Pursuing Green Technology: Researchers Seek to Capture Carbon Dioxide Emissions
Climate change is a critical issue facing our planet, and reducing carbon dioxide (CO2) emissions is essential to addressing it. One potential solution is the development of green technologies that capture and store CO2 emissions from power plants, factories, and other sources. In this essay, we will explore the technologies that researchers are pursuing to capture CO2 emissions and the potential benefits and limitations of these solutions.
Carbon capture and storage (CCS) is one of the most promising technologies for capturing and storing CO2 emissions. CCS involves capturing CO2 emissions from power plants and other industrial sources, compressing the gas, and then injecting it into geological formations, such as depleted oil and gas reservoirs or saline aquifers. The CO2 is then stored underground, where it remains trapped for thousands of years.
CCS is already being used in some power plants and industrial facilities, but the technology is still in its early stages and faces a range of technical and economic challenges. One of the key challenges is the cost of implementing CCS technology, which can be high due to the need for specialized equipment and infrastructure. However, researchers are pursuing a range of new technologies and strategies to make CCS more cost-effective and practical.
One promising area of research is the development of new materials and technologies for capturing CO2 from industrial emissions. Researchers are exploring a range of materials, such as zeolites, metal-organic frameworks, and other porous materials, that can selectively capture CO2 from flue gas streams.
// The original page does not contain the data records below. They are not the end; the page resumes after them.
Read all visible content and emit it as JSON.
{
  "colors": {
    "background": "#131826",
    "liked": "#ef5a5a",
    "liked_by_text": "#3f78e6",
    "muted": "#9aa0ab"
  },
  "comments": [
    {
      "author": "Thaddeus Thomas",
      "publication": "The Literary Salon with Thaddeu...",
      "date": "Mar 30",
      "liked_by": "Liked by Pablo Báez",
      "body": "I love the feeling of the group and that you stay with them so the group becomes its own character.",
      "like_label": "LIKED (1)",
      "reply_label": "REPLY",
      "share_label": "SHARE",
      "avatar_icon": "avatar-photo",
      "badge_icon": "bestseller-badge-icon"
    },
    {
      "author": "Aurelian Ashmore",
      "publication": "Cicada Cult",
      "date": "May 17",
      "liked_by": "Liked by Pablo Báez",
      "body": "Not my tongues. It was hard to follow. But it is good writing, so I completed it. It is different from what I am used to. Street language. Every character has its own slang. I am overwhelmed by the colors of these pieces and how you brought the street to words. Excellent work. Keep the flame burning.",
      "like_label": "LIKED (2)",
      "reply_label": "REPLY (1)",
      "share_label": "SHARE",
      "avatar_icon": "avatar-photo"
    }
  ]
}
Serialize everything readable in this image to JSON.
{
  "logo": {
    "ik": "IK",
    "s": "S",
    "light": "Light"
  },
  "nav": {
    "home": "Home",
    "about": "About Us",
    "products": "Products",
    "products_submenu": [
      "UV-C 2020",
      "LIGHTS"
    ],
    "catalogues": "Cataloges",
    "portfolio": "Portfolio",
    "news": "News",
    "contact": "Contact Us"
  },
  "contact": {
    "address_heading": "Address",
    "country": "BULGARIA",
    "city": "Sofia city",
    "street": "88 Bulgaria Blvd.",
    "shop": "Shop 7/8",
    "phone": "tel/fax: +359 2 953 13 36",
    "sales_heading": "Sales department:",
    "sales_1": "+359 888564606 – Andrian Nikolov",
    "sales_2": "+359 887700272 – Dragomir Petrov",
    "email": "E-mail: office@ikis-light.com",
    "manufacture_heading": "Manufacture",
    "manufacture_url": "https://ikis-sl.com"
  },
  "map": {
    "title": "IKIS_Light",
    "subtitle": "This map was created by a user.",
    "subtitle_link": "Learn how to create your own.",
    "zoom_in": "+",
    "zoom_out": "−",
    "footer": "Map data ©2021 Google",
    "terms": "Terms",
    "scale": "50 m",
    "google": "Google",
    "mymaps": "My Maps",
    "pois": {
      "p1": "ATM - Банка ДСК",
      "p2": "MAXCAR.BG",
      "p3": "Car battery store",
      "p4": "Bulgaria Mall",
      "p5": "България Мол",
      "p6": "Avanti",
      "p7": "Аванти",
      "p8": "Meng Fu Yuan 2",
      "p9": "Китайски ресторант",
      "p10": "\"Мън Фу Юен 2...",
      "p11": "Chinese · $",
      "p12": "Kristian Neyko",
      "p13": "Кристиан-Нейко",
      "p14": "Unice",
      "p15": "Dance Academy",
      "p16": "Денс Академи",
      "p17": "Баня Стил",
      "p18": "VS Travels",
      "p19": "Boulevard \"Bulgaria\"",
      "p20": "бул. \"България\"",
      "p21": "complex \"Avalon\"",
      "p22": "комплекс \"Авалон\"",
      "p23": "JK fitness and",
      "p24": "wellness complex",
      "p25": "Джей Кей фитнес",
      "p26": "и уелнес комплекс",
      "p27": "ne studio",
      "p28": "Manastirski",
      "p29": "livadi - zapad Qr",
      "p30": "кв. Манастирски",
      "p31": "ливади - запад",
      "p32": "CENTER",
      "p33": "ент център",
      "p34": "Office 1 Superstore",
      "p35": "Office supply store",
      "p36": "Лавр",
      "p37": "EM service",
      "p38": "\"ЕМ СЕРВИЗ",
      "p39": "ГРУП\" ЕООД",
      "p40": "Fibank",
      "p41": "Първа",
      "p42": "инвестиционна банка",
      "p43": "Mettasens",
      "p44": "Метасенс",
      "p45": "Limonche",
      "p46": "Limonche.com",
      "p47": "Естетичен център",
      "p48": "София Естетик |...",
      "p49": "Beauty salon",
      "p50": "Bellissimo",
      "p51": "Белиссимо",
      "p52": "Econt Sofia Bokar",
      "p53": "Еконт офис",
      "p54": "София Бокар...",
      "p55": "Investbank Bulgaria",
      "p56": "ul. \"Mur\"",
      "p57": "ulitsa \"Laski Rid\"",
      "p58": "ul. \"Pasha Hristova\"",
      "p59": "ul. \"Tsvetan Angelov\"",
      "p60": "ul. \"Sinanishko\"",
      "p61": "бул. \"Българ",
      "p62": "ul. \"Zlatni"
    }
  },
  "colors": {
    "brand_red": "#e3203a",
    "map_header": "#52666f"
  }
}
These materials can then be regenerated, allowing the captured CO2 to be released and stored underground.
Another area of research is the development of new technologies for storing CO2 underground. Researchers are exploring a range of geological formations that can be used for CO2 storage, including depleted oil and gas reservoirs, saline aquifers, and deep coal seams. They are also developing monitoring technologies that can track the movement of CO2 underground and ensure that it remains trapped over the long term.
In addition to CCS, researchers are pursuing a range of other green technologies to reduce CO2 emissions. One promising area is the development of renewable energy technologies, such as wind, solar, and geothermal power. These technologies do not produce CO2 emissions and can help to reduce our dependence on fossil fuels.
Another area of research is the development of energy storage technologies, such as batteries and other storage systems, that can help to integrate renewable energy into the grid and ensure a stable and reliable energy supply. By developing these technologies, we can reduce our reliance on fossil fuels and move towards a more sustainable energy system.
The potential benefits of pursuing green technologies to capture CO2 emissions are significant. By reducing our reliance on fossil fuels and developing new technologies to capture and store CO2 emissions, we can help to mitigate the impacts of climate change and reduce our carbon footprint. Green technologies can also help to create new jobs and drive economic growth, particularly in the renewable energy sector.
However, there are also potential limitations and challenges associated with these technologies. One challenge is the need to scale up these technologies to meet the demands of large-scale industrial facilities and power plants. This will require significant investment in research and development, as well as in infrastructure and deployment.
Another challenge is the potential for unintended consequences, such as the release of methane, a potent greenhouse gas, during the extraction and storage of CO2. There is also the risk that CO2 could escape from storage sites, potentially leading to environmental damage and public health risks.
In conclusion, the pursuit of green technologies to capture CO2 emissions is a critical area of research and development. Carbon capture and storage is one of the most promising solutions, but researchers are also exploring a range of other technologies, such as renewable energy and energy storage, to reduce our reliance on fossil fuels and mitigate the impacts of climate change. While these technologies face a range of challenges and limitations, including cost, scalability, and potential unintended consequences, the potential benefits are significant. By developing and deploying these technologies, we can reduce our carbon footprint, create new jobs and economic opportunities, and help to build a more sustainable future. It is important for policymakers, industry leaders, and researchers to work together to overcome these challenges and accelerate the development and deployment of green technologies to address the urgent challenge of climate change.